Singapore (By Muhammad Tashfin):Asian LNG spot prices slipped for a ninth consecutive week, leaving them down more than 40% since the start of the year as demand remains weak.

According to industry sources, the average LNG price for delivery into Northeast Asia in April was $16 per million British thermal units (MMBtu), a decline of $1 or 5.9% from the previous week.

Prices have dropped 77% since August’s $70.50 record highs.

According to Toby Copson, global head of trading at Trident LNG, “the spot market seems to have found a temporary floor; weakness is still obvious world-wide, but a recent emergence of awarded tenders have kept pricing robust.”

He also mentioned that this week, contracts were given to the CPC of Taiwan, the CNOOC of China, the RPBCL of Bangladesh, and the Kansai Electric of Japan.

“As we get into shoulder months the demand could be weaker, maintaining prices where they are, if not somewhat dropping. “If we see any activity from China, rates might increase up quickly,” he said, referring to when prompt prices fall below forward prices.

While there has been some buying activity, overall demand is still considered weak, said Lee Rou Urn, Asia head of LNG pricing at Argus Media.

World LNG: Asia spot prices continue to decline due to weak demand and huge inventories

In order to support prices higher, Lee said, “additional other utilities will need to develop for cargoes in northeast Asia.”

In Europe, S&P Global Commodity Insights assessed its daily north-west Europe LNG Marker (NWM) price benchmark for cargoes delivered in April on an ex-ship (DES) basis at $14.452/MMBtu on Feb. 16, a discount of $1.80/MMBtu to the April gas price at the Dutch TTF gas hub, said Ciaran Roe, global director of LNG.

“Despite increased Asian purchasing, the arbitrage from the U.S. remained closed, with netbacks favoring LNG shipments from North America with a destination in Europe.”

On Friday, the European benchmark gas contract also dropped to a new 17-month low as a result of a favorable supply forecast, good storage levels, and temperate weather that constrained demand.

“Fundamentals are also very weak on the Europe side,” Lee of Argus continued, “especially with the Freeport LNG export project having loaded its second cargo earlier this week.”

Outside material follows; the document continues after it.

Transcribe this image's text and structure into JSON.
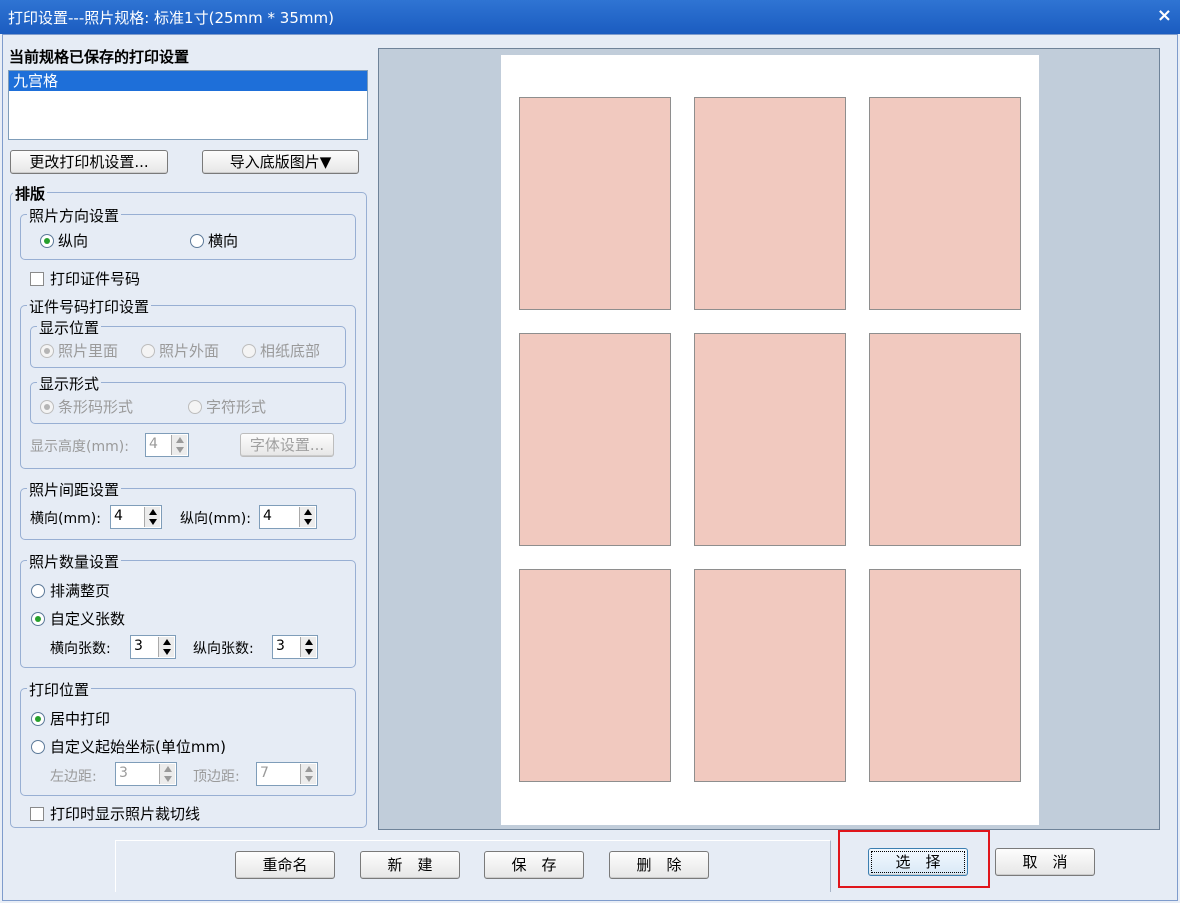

There is currently no motivation from European consumers to start importing LNG at this time because underground storages are still significantly higher than they were at this time last year.

Freeport LNG, the second largest LNG export facility in the U.S., had this week sought permission from federal regulators to restart commercial operations at its long-idled export plant in Texas that was shut due to a fire.

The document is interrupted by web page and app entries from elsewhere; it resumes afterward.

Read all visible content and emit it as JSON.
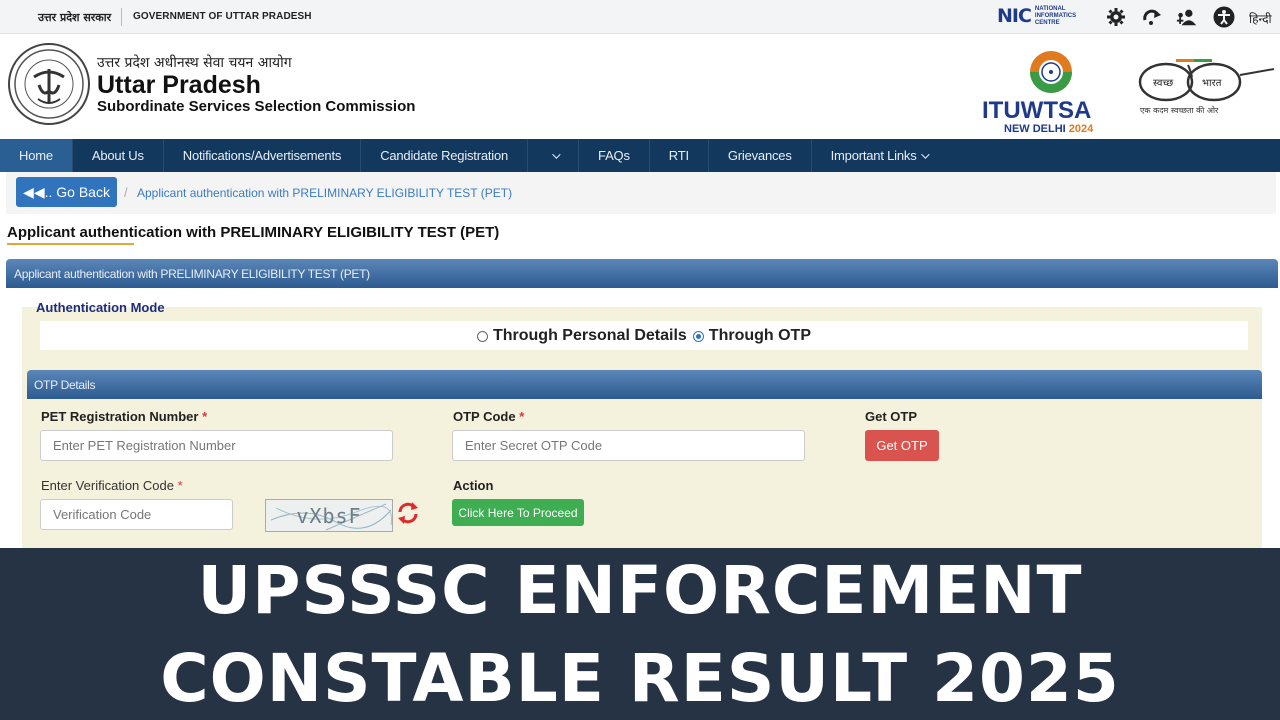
{
  "topbar": {
    "hindi_gov": "उत्तर प्रदेश सरकार",
    "english_gov": "GOVERNMENT OF UTTAR PRADESH",
    "nic_mark": "NIC",
    "nic_text": "NATIONAL INFORMATICS CENTRE",
    "icons": [
      "gear-icon",
      "redo-icon",
      "users-icon",
      "accessibility-icon"
    ],
    "language": "हिन्दी"
  },
  "header": {
    "hindi_name": "उत्तर प्रदेश अधीनस्थ सेवा चयन आयोग",
    "title": "Uttar Pradesh",
    "subtitle": "Subordinate Services Selection Commission",
    "itu_logo_text": "ITUWTSA",
    "itu_city": "NEW DELHI",
    "itu_year": "2024",
    "swachh_word1": "स्वच्छ",
    "swachh_word2": "भारत",
    "swachh_tagline": "एक कदम स्वच्छता की ओर"
  },
  "nav": {
    "items": [
      {
        "label": "Home",
        "active": true
      },
      {
        "label": "About Us"
      },
      {
        "label": "Notifications/Advertisements"
      },
      {
        "label": "Candidate Registration"
      },
      {
        "label": ""
      },
      {
        "label": "FAQs"
      },
      {
        "label": "RTI"
      },
      {
        "label": "Grievances"
      },
      {
        "label": "Important Links"
      }
    ]
  },
  "breadcrumb": {
    "go_back": "◀◀.. Go Back",
    "current": "Applicant authentication with PRELIMINARY ELIGIBILITY TEST (PET)"
  },
  "page": {
    "title": "Applicant authentication with PRELIMINARY ELIGIBILITY TEST (PET)",
    "panel_title": "Applicant authentication with PRELIMINARY ELIGIBILITY TEST (PET)",
    "auth_mode_label": "Authentication Mode",
    "auth_options": [
      "Through Personal Details",
      "Through OTP"
    ],
    "selected_option": "Through OTP",
    "otp_section_title": "OTP Details"
  },
  "form": {
    "pet_label": "PET Registration Number",
    "pet_placeholder": "Enter PET Registration Number",
    "otp_label": "OTP Code",
    "otp_placeholder": "Enter Secret OTP Code",
    "get_otp_label": "Get OTP",
    "get_otp_button": "Get OTP",
    "verification_label": "Enter Verification Code",
    "verification_placeholder": "Verification Code",
    "captcha_text": "vXbsF",
    "action_label": "Action",
    "proceed_button": "Click Here To Proceed",
    "required_mark": "*"
  },
  "banner": {
    "line1": "UPSSSC ENFORCEMENT",
    "line2": "CONSTABLE RESULT 2025"
  },
  "colors": {
    "nav_bg": "#13385e",
    "panel_head": "#2d5b90",
    "cream": "#f4f2dd",
    "btn_red": "#d9534f",
    "btn_green": "#3fae53",
    "banner_bg": "#263344"
  }
}
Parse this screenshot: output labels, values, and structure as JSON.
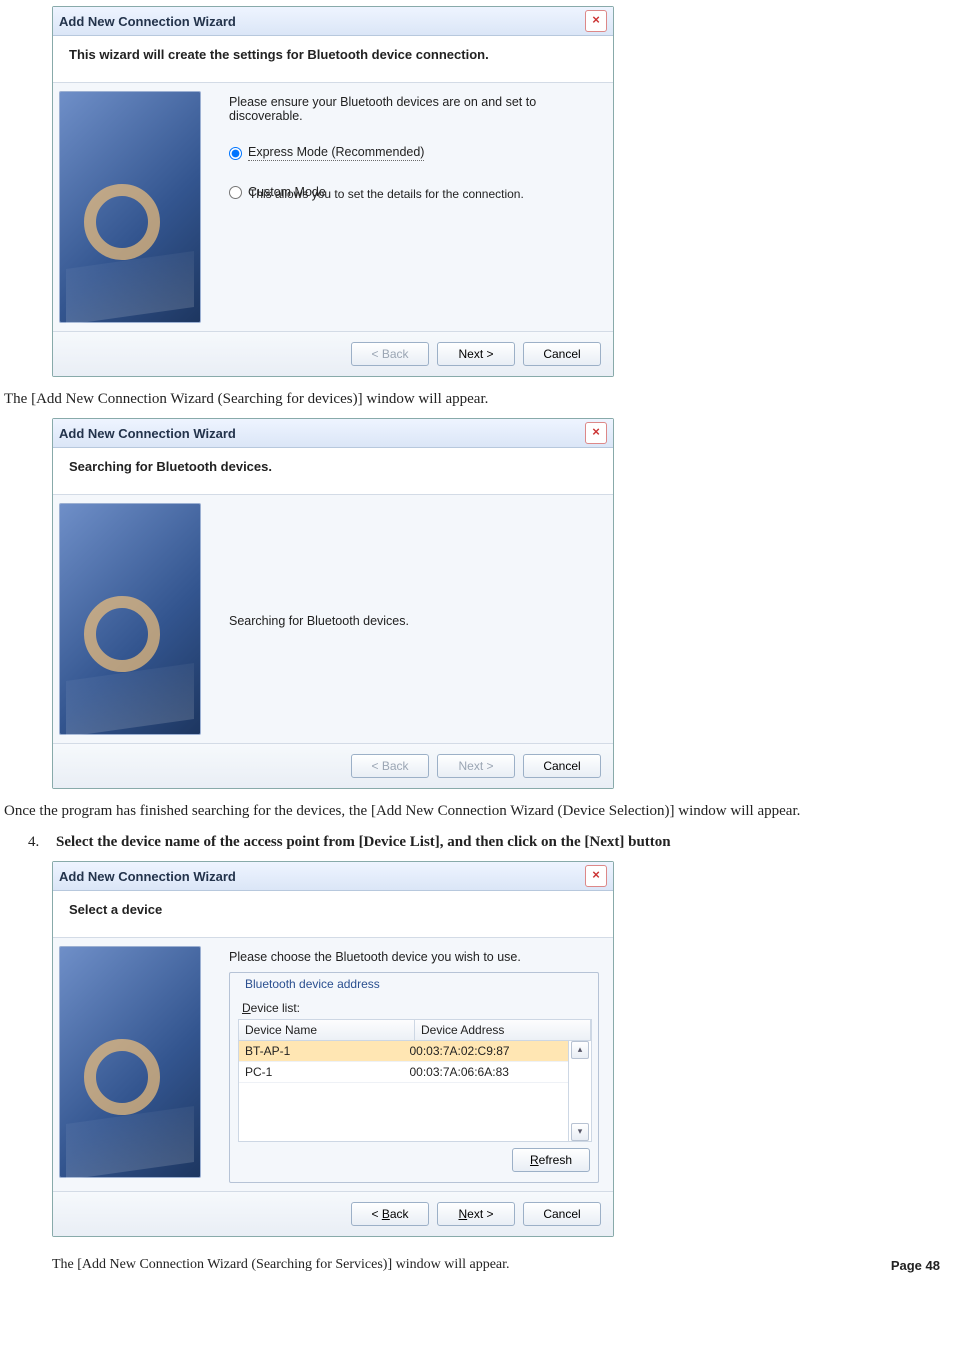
{
  "dlg1": {
    "title": "Add New Connection Wizard",
    "header": "This wizard will create the settings for Bluetooth device connection.",
    "intro": "Please ensure your Bluetooth devices are on and set to discoverable.",
    "radio_express": "Express Mode (Recommended)",
    "radio_custom": "Custom Mode",
    "custom_sub": "This allows you to set the details for the connection.",
    "back": "< Back",
    "next": "Next >",
    "cancel": "Cancel"
  },
  "narr1": "The [Add New Connection Wizard (Searching for devices)] window will appear.",
  "dlg2": {
    "title": "Add New Connection Wizard",
    "header": "Searching for Bluetooth devices.",
    "body_text": "Searching for Bluetooth devices.",
    "back": "< Back",
    "next": "Next >",
    "cancel": "Cancel"
  },
  "narr2": "Once the program has finished searching for the devices, the [Add New Connection Wizard (Device Selection)] window will appear.",
  "step4_num": "4.",
  "step4": "Select the device name of the access point from [Device List], and then click on the [Next] button",
  "dlg3": {
    "title": "Add New Connection Wizard",
    "header": "Select a device",
    "intro": "Please choose the Bluetooth device you wish to use.",
    "group_title": "Bluetooth device address",
    "list_label_pre": "D",
    "list_label_post": "evice list:",
    "col_name": "Device Name",
    "col_addr": "Device Address",
    "rows": [
      {
        "name": "BT-AP-1",
        "addr": "00:03:7A:02:C9:87"
      },
      {
        "name": "PC-1",
        "addr": "00:03:7A:06:6A:83"
      }
    ],
    "refresh_u": "R",
    "refresh_rest": "efresh",
    "back_u": "B",
    "back_pre": "< ",
    "back_post": "ack",
    "next_u": "N",
    "next_post": "ext >",
    "cancel": "Cancel"
  },
  "narr3": "The [Add New Connection Wizard (Searching for Services)] window will appear.",
  "page_label": "Page 48"
}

The amount of gas flowing from U.S. pipelines to Freeport jumped to its highest since the facility was shut after the company restarted one of the plant’s three liquefaction trains, which turns gas into LNG for export.

According to Henry Bennett, global head of pricing at Spark Commodities, LNG spot freight costs in the Atlantic increased on a weekly basis for the first time since November as the market stabilised.

On Friday, Atlantic rates slightly increased from the previous week to $55,000/day, while Pacific rates increased to $69,250/day.